◆ **Task goal**:
Would you output the following records verbatim and skip the images in them?

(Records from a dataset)
####
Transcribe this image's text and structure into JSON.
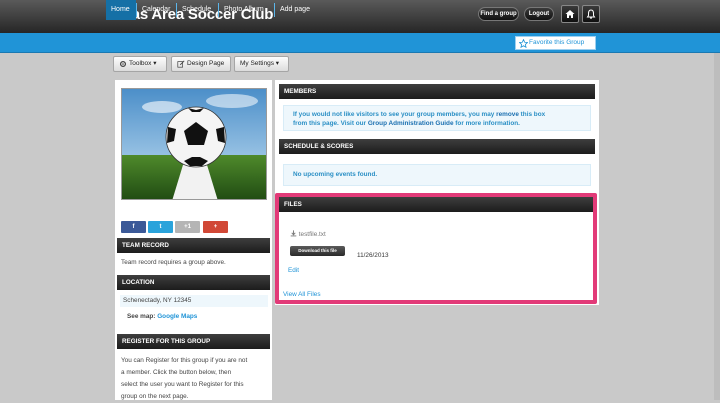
{
  "header": {
    "site_title": "Dallas Area Soccer Club",
    "find_group": "Find a group",
    "logout": "Logout"
  },
  "nav": {
    "items": [
      "Home",
      "Calendar",
      "Schedule",
      "Photo Album",
      "Add page"
    ],
    "favorite": "Favorite this Group"
  },
  "toolbar": {
    "toolbox": "Toolbox",
    "design_page": "Design Page",
    "my_settings": "My Settings"
  },
  "sidebar": {
    "share": {
      "facebook": "f",
      "twitter": "t",
      "google": "+1",
      "more": "+"
    },
    "team_record": {
      "title": "TEAM RECORD",
      "text": "Team record requires a group above."
    },
    "location": {
      "title": "LOCATION",
      "address": "Schenectady, NY 12345",
      "see_map_label": "See map:",
      "map_link": "Google Maps"
    },
    "register": {
      "title": "REGISTER FOR THIS GROUP",
      "lines": [
        "You can Register for this group if you are not",
        "a member. Click the button below, then",
        "select the user you want to Register for this",
        "group on the next page."
      ]
    }
  },
  "members": {
    "title": "MEMBERS",
    "text_1": "If you would not like visitors to see your group members, you may",
    "link_1": "remove",
    "text_2": "this box",
    "text_3": "from this page. Visit our",
    "link_2": "Group Administration Guide",
    "text_4": "for more information."
  },
  "schedule": {
    "title": "SCHEDULE & SCORES",
    "empty": "No upcoming events found."
  },
  "files": {
    "title": "FILES",
    "file_name": "testfile.txt",
    "download_label": "Download this file",
    "date": "11/26/2013",
    "edit": "Edit",
    "view_all": "View All Files"
  },
  "colors": {
    "nav_blue": "#2094d7",
    "highlight": "#e23a78",
    "header_dark": "#262626"
  }
}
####
◆ **Solved exercise**:
Transcribe this image's text and structure into JSON.
{
  "header": {
    "site_title": "Dallas Area Soccer Club",
    "find_group": "Find a group",
    "logout": "Logout"
  },
  "nav": {
    "items": [
      "Home",
      "Calendar",
      "Schedule",
      "Photo Album",
      "Add page"
    ],
    "favorite": "Favorite this Group"
  },
  "toolbar": {
    "toolbox": "Toolbox",
    "design_page": "Design Page",
    "my_settings": "My Settings"
  },
  "sidebar": {
    "share": {
      "facebook": "f",
      "twitter": "t",
      "google": "+1",
      "more": "+"
    },
    "team_record": {
      "title": "TEAM RECORD",
      "text": "Team record requires a group above."
    },
    "location": {
      "title": "LOCATION",
      "address": "Schenectady, NY 12345",
      "see_map_label": "See map:",
      "map_link": "Google Maps"
    },
    "register": {
      "title": "REGISTER FOR THIS GROUP",
      "lines": [
        "You can Register for this group if you are not",
        "a member. Click the button below, then",
        "select the user you want to Register for this",
        "group on the next page."
      ]
    }
  },
  "members": {
    "title": "MEMBERS",
    "text_1": "If you would not like visitors to see your group members, you may",
    "link_1": "remove",
    "text_2": "this box",
    "text_3": "from this page. Visit our",
    "link_2": "Group Administration Guide",
    "text_4": "for more information."
  },
  "schedule": {
    "title": "SCHEDULE & SCORES",
    "empty": "No upcoming events found."
  },
  "files": {
    "title": "FILES",
    "file_name": "testfile.txt",
    "download_label": "Download this file",
    "date": "11/26/2013",
    "edit": "Edit",
    "view_all": "View All Files"
  },
  "colors": {
    "nav_blue": "#2094d7",
    "highlight": "#e23a78",
    "header_dark": "#262626"
  }
}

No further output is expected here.